According to the present invention, the wafers can be pasted on the mounting plate in a controlled manner so that the thickness of the adhesive layer applied on the wafers is maintained uniform and not made uneven.
|Cited Patent||Filing date||Publication date||Applicant||Title|
|US4540460 *||Jan 20, 1984||Sep 10, 1985||Continental Packaging Company, Inc.||Slew control mounting device for label magazine|
|US4960485 *||May 27, 1988||Oct 2, 1990||Enya Mfg. Co., Ltd.||Automatic wafer mounting device|
|US4966639 *||Feb 18, 1987||Oct 30, 1990||Wright Line Of Canada Ltd.||Apparatus for manufacture of reinforced file folders|
|US4980002 *||Aug 16, 1989||Dec 25, 1990||Unisys Corporation||Method of fabricating a layered electronic assembly having compensation for chips of different thickness and different I/O lead offsets|
|Citing Patent||Filing date||Publication date||Applicant||Title|
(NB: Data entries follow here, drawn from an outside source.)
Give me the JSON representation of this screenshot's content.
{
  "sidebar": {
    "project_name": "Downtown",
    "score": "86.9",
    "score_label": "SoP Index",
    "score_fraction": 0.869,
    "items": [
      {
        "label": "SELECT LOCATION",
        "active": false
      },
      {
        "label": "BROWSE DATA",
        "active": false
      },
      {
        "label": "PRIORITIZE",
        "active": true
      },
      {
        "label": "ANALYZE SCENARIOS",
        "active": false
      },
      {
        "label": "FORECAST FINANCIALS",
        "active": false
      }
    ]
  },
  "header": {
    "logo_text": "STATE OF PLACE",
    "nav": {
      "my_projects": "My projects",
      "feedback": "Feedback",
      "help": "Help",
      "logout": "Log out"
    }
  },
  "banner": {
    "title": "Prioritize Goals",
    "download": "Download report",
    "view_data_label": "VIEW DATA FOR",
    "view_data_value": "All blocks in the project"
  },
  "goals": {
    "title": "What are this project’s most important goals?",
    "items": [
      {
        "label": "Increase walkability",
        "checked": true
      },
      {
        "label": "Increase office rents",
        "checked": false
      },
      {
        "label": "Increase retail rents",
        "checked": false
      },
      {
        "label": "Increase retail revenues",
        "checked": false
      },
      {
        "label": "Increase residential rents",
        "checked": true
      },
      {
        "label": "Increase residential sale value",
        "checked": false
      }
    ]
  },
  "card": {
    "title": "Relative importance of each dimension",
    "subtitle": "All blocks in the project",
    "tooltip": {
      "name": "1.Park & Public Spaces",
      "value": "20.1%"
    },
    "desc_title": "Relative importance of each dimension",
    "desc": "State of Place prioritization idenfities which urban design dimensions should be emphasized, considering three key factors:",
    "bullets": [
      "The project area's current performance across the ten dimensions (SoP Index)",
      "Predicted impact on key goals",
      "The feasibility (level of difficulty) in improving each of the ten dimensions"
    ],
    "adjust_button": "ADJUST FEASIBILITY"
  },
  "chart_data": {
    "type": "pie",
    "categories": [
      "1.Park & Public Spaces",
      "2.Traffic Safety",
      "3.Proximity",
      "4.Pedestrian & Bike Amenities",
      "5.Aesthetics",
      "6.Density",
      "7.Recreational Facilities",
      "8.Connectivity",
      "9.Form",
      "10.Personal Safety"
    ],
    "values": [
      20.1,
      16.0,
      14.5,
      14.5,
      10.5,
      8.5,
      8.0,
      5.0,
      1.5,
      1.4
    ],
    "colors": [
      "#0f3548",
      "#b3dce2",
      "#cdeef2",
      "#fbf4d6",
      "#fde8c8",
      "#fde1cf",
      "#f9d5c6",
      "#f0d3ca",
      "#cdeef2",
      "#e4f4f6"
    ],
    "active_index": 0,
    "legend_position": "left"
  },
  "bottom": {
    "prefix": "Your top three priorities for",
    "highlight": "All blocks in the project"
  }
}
|US5985094 *||May 12, 1998||Nov 16, 1999||Speedfam-Ipec Corporation||Semiconductor wafer carrier|
|US6072157 *||Dec 11, 1998||Jun 6, 2000||Euv Llc||Thermophoretic vacuum wand|
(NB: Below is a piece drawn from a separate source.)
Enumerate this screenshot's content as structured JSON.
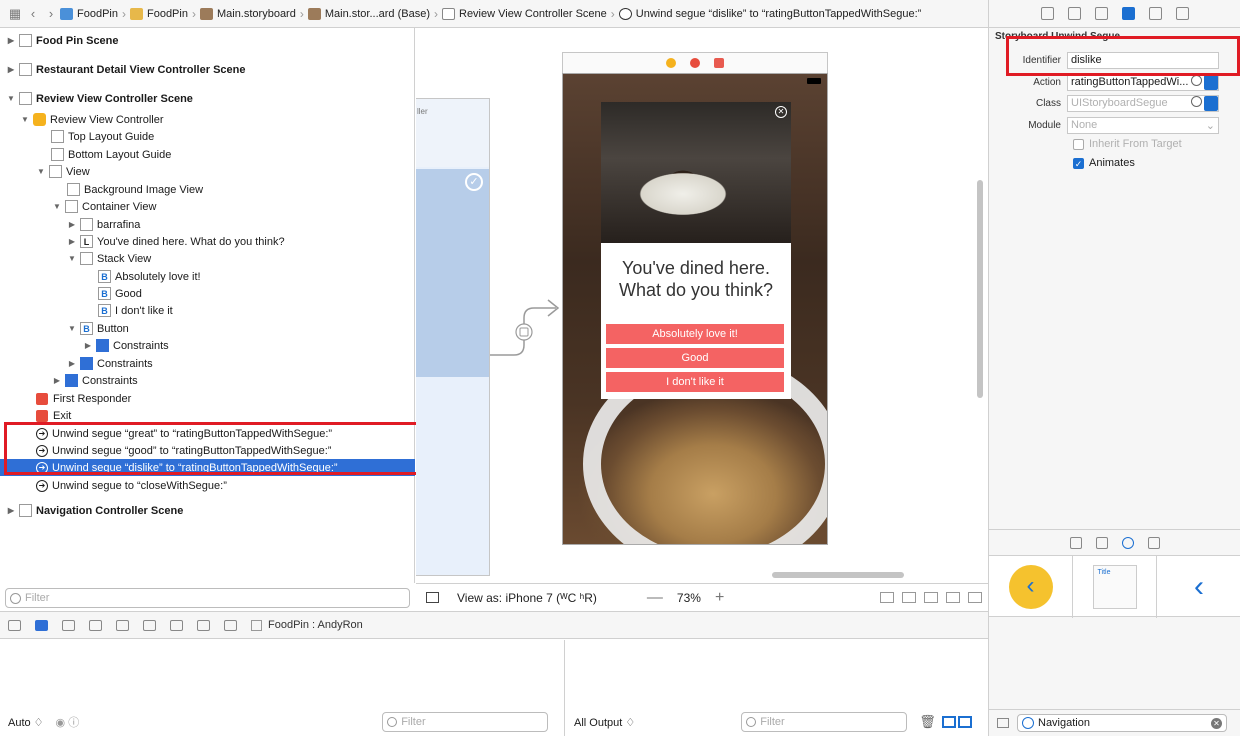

|US6106379 *||Sep 15, 1999||Aug 22, 2000||Speedfam-Ipec Corporation||Semiconductor wafer carrier with automatic ring extension|
|US6232578 *||Mar 23, 2000||May 15, 2001||Buv Llc||Thermophoretic vacuum wand|
|US6638389 *||Sep 26, 2002||Oct 28, 2003||Strasbaugh||Method for applying an insert or tape to chucks or wafer carriers used for grinding, polishing, or planarizing wafers|
|US6866564 *||Dec 10, 2002||Mar 15, 2005||Strasbaugh||Method of backgrinding wafers while leaving backgrinding tape on a chuck|
|US7059942 *||Nov 18, 2003||Jun 13, 2006||Strasbaugh||Method of backgrinding wafers while leaving backgrinding tape on a chuck|
|US7875144 *||Jan 25, 2011||Lintec Corporation||Transferring device and transferring method|
|US9227261 *||Aug 6, 2013||Jan 5, 2016||Globalfoundries Inc.||Vacuum carriers for substrate bonding|
|US20030064902 *||Oct 3, 2001||Apr 3, 2003||Memc Electronic Materials Inc.||Apparatus and process for producing polished semiconductor wafers|
|US20030079828 *||Sep 26, 2002||May 1, 2003||Kassir Salman M.||Tool for applying an insert or tape to chucks or wafer carriers used for grinding, polishing, or planarizing wafers|
|US20030134578 *||Dec 10, 2002||Jul 17, 2003||Strasbaugh||Method of backgrinding wafers while leaving backgrinding tape on a chuck|
|US20040157536 *||Nov 18, 2003||Aug 12, 2004||Strasbaugh||Method of backgrinding wafers while leaving backgrinding tape on a chuck|
|US20080279659 *||Apr 29, 2008||Nov 13, 2008||Lintec Corporation||Transferring device and transferring method|
|US20150041524 *||Aug 6, 2013||Feb 12, 2015||International Business Machines Corporation||Vacuum carriers for substrate bonding|
|U.S. Classification||156/571, 156/583.1, 269/21, 100/259, 156/556, 100/265|
|International Classification||H01L21/677, H01L21/304, H01L21/683, H01L21/00|
|Cooperative Classification||Y10T156/178, H01L21/6838, H01L21/6715, Y10T156/1744|
|European Classification||H01L21/67S2V, H01L21/683V|
|Jul 13, 1992||AS||Assignment|
Owner name: ENYA SYSTEMS, LIMITED, JAPAN
Free format text: ASSIGNMENT OF ASSIGNORS INTEREST.;ASSIGNORS:YOKOSUKA, NORIYOSHI;SUZUKI, SHIZUO;REEL/FRAME:006179/0544
Effective date: 19920625
|Jul 5, 2001||FPAY||Fee payment|
Year of fee payment: 4
|Sep 14, 2005||REMI||Maintenance fee reminder mailed|
|Feb 24, 2006||LAPS||Lapse for failure to pay maintenance fees|
|Apr 25, 2006||FP||Expired due to failure to pay maintenance fee|
Effective date: 20060224